To Jende and Neni, who live with their six-year-old son in a one bedroom apartment in Harlem, Clark and Cindy Edwards are the embodiment of the American dream. They offer proof that in America, even a person of modest means can become wealthy and respected. So how is it possible that they “have so much happiness and unhappiness skillfully wrapped up together?”
Vince, the Edwards’ eldest son, provides some rather heavy-handed insights:
Unfortunately, Vince lacks any subtlety or nuance and comes across as a caricature of the Occupy Wall Street movement. Eventually he drops out of school to live his Truth, which, of course, can only be found in India.

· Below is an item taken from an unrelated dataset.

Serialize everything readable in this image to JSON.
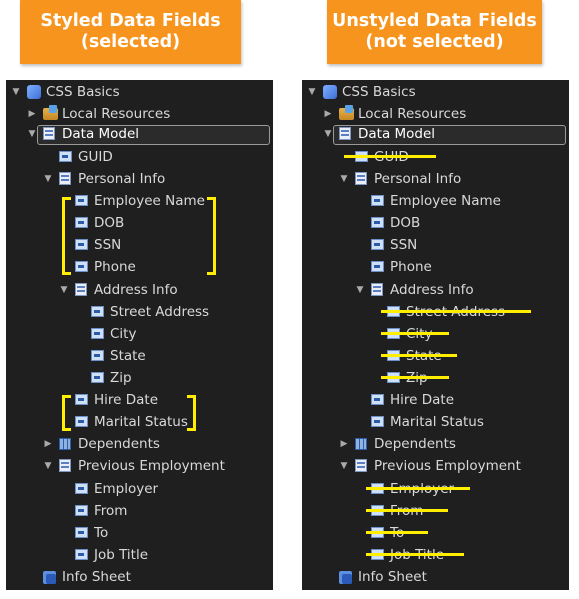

Though the potential was there, Mbue missed the opportunity to develop Vince into a more substantive and believable character.
While Vince plays a minor role and serves as a stock character, Neni has incredible strength, presence and self-awareness. She reflects on the fact that she is changing as a result of living in the United States. And it isn’t just her outward appearance or confidence, but her very character. This shift culminates in her extorting money from Cindy Edwards. But the scene feels forced, and neither Neni nor her husband appear to be the least bit troubled by her behavior, especially once it becomes clear that they will have to leave America and return to Cameroon. Again, this felt like a missed opportunity.
But there are also extraordinary moments, such as when Vince brings his younger brother, Mighty, to Harlem to visit the Jongas. Jendi and Neni were both self-conscious of their small and cramped walk-up apartment with its second-hand furniture and resident cockroaches. But Mighty enjoyed every minute. He was with people who made him feel safe and he had a new friend in Liomi, the Jongas son. It was an elegant illustration of Vince’s earlier, inelegant point about genuine happiness.
There are times when Mbue’s novel is absolutely brilliant, when her observations strike profound truths. But there were also moments when I found myself rolling my eyes or feeling disappointed that she didn’t dig a bit deeper. Mbue is a skillful writer, but I often felt like she was holding something back. I’m looking forward to whatever she does next, especially if she loosens the reins.
Behold the Dreamers, a novel by Imbolo Mbue, published by Random House in 2016.
This book review is presented as part of my personal challenge to read and write a thoughtful review of at least 30 books in 2018. To learn more about this challenge, the books I have selected, and my imperfect rating system, click here.